3. How can we work across the class and ethnic divide?

Shuba raised a third issue in response to Chandra:

South Asians can really help each other by helping other people [who aren’t South Asian].

There was growing sentiment in the room that South Asians should use their education to reach across ethnic and class lines — helping spread the gospel of education and technology (i.e., closing the digital divide). They suggested bringing South Asians to New Orleans, to rural communities in Appalachia, to soup kitchens in downtown L.A., to anywhere that collective help could be provided across the ethnic divide.

Shuba invoked a popular acronym that pokes fun at people like me who lack deep connections to South Asia: American-Born Confused Desis (A.B.C.D.):

I don’t want to use my money to help these A.B.C.D.’s become better Hindus. I mean, that’s just worthless. Our money should be used to educate other people. The main thing we have is education. We should be in inner cities buying computers for schools and making sure families have access to the internet. We can help ourselves by learning how to help others.

I walked away from the meeting thinking about the ways in which ethnic communities in the U.S. amassed strength, built a collective identity, and used their assets to improve the general welfare. In the early 20th century, ethnic groups (e.g., Jews, Italians, Irish) penetrated mainstream institutions (schools, governments, unions, police departments, etc.). They became charitable within their communities because few others were providing aid; necessity bred philanthropy. After working locally, they reached for a national profile.

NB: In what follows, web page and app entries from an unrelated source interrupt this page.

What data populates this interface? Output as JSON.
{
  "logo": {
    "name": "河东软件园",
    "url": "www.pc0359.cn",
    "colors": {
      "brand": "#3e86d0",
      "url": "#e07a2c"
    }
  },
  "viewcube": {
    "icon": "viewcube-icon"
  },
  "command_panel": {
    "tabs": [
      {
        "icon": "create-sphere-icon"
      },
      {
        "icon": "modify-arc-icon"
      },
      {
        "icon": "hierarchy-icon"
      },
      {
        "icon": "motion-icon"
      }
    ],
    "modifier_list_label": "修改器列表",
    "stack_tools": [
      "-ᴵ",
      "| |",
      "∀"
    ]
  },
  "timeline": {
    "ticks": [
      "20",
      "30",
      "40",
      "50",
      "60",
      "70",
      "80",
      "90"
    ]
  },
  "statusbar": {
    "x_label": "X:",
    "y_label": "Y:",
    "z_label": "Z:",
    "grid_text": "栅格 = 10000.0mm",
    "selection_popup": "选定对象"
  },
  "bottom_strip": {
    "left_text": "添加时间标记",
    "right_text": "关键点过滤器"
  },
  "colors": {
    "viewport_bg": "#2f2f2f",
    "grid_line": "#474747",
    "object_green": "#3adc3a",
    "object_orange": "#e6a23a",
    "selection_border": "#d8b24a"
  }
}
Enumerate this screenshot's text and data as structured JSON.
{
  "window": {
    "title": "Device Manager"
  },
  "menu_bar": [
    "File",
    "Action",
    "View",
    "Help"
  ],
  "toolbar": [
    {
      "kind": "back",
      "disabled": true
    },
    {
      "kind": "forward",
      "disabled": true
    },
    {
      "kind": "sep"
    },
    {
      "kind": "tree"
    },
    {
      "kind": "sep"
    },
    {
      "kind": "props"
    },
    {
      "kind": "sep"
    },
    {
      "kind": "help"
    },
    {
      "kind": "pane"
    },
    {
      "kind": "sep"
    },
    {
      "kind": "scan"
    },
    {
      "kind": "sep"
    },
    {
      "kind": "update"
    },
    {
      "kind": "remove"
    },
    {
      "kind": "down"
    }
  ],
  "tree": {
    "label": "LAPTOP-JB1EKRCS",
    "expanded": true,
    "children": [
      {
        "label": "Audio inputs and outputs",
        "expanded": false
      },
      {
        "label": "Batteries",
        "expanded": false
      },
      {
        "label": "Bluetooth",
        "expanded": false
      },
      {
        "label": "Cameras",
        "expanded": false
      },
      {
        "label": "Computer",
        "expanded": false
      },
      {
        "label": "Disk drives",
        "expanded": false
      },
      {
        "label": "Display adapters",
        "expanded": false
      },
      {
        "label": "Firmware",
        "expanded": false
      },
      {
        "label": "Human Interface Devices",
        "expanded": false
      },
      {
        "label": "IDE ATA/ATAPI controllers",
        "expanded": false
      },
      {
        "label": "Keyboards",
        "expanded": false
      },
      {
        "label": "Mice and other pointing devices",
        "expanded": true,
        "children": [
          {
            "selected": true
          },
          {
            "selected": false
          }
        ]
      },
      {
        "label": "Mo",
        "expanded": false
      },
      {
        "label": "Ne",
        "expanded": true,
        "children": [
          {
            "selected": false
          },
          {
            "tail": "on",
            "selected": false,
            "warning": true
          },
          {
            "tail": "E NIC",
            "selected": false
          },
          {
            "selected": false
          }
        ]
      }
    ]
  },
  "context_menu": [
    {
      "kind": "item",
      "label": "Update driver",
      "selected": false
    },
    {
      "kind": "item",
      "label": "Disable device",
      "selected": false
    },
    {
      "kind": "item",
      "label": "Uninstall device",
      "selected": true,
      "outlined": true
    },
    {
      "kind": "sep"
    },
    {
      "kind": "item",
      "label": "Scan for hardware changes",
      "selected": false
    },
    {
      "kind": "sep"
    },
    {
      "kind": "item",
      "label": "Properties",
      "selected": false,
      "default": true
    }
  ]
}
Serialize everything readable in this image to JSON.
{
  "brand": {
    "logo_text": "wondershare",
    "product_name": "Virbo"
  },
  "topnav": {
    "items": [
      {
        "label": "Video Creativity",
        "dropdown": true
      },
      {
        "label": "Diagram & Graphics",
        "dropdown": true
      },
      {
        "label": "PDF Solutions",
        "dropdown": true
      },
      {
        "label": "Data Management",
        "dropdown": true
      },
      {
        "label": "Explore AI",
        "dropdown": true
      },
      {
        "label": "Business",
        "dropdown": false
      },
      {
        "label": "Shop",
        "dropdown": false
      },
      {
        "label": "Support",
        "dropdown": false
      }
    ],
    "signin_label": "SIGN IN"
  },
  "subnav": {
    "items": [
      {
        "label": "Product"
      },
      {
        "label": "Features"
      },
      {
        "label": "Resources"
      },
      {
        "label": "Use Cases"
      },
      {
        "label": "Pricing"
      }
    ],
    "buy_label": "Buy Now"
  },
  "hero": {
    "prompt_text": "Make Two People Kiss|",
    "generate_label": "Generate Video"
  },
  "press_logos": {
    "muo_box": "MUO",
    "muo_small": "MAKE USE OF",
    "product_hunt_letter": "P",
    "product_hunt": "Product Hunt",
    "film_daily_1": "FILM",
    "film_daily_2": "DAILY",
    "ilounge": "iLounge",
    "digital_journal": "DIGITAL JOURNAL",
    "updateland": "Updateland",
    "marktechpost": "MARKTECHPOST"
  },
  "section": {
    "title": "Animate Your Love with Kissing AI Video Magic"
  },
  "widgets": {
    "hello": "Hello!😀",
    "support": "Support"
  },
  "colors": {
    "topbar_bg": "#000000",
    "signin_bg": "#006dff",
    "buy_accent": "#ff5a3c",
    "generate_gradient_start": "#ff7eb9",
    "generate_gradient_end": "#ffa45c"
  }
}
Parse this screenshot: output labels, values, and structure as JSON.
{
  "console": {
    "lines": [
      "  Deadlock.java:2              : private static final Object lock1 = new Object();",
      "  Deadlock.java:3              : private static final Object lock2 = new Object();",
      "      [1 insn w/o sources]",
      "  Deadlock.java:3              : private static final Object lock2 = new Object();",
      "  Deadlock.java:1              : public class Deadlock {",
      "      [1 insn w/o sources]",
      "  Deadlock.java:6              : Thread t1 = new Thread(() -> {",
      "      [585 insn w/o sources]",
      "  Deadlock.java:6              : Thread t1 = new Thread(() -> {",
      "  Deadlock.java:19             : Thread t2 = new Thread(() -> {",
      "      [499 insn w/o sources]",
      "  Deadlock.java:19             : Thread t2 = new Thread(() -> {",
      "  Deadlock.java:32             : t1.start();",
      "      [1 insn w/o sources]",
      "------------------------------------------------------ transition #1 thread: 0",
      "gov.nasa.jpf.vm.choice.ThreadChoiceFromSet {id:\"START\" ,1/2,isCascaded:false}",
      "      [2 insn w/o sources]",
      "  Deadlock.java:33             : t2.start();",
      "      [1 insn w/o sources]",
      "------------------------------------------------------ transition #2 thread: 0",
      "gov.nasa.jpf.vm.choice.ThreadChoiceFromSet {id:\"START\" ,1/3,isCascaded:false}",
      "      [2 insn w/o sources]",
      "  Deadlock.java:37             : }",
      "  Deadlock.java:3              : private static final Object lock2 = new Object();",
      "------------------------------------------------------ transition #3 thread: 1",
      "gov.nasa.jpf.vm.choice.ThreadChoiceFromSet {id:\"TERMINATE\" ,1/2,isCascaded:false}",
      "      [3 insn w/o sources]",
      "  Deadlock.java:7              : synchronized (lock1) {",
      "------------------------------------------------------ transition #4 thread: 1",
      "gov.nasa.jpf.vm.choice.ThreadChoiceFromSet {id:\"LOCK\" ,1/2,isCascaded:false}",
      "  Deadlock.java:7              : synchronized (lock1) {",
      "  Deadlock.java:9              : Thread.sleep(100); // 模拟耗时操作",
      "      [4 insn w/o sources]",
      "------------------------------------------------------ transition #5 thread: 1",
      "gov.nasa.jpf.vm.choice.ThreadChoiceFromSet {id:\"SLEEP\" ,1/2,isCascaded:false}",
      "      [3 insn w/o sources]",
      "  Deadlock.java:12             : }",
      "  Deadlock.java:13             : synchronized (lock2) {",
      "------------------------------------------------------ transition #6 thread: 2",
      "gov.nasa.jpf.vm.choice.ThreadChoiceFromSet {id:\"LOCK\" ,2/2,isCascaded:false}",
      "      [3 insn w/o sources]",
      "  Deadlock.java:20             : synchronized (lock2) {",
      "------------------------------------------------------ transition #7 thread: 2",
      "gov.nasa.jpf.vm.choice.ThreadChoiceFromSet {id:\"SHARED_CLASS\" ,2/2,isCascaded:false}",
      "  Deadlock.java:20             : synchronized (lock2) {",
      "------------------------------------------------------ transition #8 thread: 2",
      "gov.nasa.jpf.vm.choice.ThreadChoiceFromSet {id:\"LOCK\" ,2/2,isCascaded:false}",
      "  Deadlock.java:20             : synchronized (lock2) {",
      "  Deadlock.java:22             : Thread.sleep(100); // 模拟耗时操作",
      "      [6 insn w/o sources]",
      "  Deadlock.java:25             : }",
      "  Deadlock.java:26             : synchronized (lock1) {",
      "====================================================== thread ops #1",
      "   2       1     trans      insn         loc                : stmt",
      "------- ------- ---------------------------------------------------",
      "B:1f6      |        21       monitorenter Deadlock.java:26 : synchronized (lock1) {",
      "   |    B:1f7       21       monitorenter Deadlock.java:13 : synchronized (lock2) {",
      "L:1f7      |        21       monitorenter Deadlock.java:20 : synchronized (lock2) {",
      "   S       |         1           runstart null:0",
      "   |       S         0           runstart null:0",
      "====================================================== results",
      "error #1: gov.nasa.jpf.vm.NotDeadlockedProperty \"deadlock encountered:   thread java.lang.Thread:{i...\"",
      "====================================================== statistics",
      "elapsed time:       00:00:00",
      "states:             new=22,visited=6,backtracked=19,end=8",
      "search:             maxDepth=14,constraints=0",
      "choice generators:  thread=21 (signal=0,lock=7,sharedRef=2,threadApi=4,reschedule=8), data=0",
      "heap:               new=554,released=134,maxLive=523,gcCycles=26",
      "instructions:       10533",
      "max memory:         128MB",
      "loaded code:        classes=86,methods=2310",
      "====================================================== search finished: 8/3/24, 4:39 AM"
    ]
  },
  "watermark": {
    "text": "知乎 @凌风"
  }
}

The same path may not necessarily be open for South Asian-Americans. There are not many “communities” and there is little consensus about internal needs. The strongest political voices are businesspeople and right-wing religious types who want India to be a pro-Hindu (read: anti-Muslim) nation. Our eyes are still not focused on American soil.

Building “civic engagement” may not be a sufficient rallying cry to create solidarity and build a “power base.” But one thing is for certain: as more South Asians become well-known political and media figures in the U.S., there is greater awareness of the need to give back. And unlike other immigrant groups, there is a lot more money at hand to act with.